■ **TASK DESCRIPTION**:
Which lines in the entries below contain the string "Drug"? Show each of them in full.
START DATASET EXTRACT
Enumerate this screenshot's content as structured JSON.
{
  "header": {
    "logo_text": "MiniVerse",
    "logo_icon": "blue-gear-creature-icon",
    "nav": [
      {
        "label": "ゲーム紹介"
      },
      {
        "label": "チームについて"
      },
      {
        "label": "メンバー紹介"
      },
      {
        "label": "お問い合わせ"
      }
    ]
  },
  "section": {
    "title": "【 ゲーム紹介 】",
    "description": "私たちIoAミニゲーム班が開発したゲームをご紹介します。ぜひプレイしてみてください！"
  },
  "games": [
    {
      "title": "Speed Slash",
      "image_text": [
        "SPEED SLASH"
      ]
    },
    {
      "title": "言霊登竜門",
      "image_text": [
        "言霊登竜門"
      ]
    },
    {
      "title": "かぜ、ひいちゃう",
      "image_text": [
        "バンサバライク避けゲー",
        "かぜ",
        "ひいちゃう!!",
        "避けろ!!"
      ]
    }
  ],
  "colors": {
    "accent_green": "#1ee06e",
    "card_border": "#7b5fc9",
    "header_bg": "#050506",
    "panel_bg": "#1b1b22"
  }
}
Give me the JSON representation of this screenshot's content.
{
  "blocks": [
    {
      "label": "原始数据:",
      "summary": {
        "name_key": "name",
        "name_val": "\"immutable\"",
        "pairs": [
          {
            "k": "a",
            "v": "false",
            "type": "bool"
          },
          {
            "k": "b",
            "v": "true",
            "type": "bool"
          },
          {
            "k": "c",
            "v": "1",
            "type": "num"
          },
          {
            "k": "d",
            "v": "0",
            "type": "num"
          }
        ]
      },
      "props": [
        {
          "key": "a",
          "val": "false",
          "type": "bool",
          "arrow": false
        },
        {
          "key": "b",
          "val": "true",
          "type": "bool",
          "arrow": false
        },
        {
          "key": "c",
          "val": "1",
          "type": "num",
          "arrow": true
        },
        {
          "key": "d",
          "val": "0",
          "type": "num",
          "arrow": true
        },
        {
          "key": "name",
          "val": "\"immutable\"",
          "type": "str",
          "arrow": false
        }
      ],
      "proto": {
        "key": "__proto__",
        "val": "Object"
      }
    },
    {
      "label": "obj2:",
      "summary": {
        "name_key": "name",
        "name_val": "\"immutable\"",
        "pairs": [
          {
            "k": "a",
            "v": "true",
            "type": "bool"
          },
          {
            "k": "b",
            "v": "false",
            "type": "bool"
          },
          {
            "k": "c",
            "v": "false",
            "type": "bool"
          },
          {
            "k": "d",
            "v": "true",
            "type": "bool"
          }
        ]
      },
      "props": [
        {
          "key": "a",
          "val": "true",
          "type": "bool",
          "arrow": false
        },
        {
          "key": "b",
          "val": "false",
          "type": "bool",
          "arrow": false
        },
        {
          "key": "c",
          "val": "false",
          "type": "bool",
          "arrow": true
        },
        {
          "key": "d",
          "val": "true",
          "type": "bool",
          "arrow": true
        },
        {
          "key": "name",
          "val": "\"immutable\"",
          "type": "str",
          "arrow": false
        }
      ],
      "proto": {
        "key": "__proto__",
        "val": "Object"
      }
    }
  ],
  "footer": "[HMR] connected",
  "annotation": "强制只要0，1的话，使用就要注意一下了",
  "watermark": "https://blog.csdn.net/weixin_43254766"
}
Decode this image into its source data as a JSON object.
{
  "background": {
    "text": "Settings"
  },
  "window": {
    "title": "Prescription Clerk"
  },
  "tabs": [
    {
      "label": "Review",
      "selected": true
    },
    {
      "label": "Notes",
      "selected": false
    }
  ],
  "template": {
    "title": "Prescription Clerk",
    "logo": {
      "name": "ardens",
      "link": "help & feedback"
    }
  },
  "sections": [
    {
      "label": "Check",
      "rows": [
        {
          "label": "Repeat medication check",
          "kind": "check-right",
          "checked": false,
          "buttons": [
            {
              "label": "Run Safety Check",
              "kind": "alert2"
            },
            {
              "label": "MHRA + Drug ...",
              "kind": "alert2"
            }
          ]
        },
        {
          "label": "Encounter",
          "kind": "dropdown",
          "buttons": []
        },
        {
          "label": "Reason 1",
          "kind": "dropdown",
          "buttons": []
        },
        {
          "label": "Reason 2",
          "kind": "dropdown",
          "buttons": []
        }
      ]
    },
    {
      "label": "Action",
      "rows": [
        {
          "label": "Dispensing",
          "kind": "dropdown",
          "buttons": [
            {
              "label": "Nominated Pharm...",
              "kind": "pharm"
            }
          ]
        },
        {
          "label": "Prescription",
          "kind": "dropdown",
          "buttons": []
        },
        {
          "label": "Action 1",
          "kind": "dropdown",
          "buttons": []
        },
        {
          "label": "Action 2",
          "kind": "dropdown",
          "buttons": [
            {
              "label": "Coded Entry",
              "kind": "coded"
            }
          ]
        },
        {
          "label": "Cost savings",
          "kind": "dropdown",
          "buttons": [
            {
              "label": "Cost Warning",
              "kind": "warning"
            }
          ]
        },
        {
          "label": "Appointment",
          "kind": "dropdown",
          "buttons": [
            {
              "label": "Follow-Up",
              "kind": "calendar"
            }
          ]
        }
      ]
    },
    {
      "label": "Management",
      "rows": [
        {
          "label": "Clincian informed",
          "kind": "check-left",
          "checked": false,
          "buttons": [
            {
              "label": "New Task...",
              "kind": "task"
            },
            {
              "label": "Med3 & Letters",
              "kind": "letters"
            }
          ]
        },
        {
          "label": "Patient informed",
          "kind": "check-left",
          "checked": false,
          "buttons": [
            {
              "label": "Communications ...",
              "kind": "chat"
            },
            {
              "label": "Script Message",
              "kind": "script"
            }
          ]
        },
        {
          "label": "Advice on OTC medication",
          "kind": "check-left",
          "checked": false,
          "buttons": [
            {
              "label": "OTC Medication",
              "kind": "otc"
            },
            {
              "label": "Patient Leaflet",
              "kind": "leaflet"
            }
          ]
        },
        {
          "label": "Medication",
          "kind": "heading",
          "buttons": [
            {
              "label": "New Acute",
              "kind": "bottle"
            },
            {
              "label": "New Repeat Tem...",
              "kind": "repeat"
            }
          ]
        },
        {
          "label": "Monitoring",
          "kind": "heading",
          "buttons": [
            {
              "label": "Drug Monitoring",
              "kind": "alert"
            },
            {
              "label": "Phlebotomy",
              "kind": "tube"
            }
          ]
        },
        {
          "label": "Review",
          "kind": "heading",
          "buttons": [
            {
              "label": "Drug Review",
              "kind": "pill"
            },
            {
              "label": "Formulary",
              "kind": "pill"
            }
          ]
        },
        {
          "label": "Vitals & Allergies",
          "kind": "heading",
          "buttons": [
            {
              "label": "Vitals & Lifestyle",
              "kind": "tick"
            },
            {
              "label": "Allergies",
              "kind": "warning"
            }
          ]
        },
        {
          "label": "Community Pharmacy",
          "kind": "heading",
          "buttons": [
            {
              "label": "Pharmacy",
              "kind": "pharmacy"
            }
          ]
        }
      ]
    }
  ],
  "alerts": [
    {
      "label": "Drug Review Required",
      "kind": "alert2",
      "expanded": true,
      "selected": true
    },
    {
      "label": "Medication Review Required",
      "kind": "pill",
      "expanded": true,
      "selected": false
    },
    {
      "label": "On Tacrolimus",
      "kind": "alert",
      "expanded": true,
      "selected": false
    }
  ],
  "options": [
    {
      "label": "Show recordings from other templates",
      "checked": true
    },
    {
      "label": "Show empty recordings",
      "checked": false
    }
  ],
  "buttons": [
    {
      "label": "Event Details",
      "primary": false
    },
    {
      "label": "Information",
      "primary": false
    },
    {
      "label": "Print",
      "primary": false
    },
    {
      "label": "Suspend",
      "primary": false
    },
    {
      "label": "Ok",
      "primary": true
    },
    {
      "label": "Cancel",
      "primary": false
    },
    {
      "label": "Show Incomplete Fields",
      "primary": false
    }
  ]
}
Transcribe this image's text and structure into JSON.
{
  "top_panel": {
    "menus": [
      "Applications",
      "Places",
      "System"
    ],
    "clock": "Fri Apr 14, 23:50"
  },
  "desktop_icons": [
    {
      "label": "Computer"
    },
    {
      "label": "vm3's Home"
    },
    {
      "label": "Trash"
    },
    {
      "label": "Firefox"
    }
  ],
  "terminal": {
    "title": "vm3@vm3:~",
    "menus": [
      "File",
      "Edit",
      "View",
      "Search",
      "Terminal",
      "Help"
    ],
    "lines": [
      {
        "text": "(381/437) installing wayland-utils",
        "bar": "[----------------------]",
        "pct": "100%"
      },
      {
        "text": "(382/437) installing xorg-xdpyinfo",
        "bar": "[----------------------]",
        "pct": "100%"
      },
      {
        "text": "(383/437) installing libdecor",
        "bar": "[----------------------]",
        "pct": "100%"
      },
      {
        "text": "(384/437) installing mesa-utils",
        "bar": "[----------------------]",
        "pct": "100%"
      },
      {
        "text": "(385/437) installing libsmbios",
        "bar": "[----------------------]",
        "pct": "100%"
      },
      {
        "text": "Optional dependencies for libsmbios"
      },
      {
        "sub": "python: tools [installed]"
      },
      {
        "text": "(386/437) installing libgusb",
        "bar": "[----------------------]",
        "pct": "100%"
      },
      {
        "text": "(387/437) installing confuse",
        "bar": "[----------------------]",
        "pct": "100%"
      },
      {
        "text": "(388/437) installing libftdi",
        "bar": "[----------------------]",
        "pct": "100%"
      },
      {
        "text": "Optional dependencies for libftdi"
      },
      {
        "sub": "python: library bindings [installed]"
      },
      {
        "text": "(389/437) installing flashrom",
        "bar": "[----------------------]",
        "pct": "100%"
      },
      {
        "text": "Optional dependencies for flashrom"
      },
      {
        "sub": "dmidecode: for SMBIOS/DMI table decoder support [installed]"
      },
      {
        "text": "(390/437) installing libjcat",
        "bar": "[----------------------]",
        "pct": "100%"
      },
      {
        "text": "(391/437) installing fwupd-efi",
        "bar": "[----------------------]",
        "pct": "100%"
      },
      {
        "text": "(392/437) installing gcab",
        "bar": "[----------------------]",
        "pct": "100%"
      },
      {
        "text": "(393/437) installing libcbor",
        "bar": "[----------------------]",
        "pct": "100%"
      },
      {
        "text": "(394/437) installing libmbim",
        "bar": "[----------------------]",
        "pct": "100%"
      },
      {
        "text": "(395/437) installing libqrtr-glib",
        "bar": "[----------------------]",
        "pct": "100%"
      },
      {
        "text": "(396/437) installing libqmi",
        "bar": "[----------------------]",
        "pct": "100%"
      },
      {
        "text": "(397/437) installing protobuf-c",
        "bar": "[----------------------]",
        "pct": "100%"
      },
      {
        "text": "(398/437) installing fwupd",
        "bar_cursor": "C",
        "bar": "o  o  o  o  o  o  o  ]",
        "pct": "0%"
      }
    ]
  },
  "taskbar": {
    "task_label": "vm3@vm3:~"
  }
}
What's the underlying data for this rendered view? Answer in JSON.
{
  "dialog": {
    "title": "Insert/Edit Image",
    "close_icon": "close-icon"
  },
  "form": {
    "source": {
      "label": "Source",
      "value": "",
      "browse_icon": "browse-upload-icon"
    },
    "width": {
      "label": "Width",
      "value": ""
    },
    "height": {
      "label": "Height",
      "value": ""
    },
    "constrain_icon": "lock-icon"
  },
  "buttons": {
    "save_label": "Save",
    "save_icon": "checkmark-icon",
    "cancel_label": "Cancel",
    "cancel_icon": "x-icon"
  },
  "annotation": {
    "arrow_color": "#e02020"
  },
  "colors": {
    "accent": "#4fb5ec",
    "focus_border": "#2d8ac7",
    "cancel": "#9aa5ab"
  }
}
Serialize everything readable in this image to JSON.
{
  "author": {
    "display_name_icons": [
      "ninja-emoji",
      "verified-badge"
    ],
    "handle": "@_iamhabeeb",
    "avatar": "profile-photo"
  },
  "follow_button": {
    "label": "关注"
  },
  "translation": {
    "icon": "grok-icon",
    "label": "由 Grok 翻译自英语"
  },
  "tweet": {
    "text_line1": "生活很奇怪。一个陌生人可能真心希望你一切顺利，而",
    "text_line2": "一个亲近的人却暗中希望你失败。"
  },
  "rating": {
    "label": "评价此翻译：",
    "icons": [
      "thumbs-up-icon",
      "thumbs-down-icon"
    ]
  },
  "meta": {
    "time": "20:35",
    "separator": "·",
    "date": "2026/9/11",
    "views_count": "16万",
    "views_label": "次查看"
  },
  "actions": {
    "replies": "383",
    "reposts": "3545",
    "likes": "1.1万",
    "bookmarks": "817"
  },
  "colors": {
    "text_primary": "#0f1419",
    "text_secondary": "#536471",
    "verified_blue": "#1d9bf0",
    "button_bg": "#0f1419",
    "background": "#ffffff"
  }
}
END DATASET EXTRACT
■ **RESPONSE AREA**:
              "label": "MHRA + Drug ...",
              "label": "Drug Monitoring",
              "label": "Drug Review",
      "label": "Drug Review Required",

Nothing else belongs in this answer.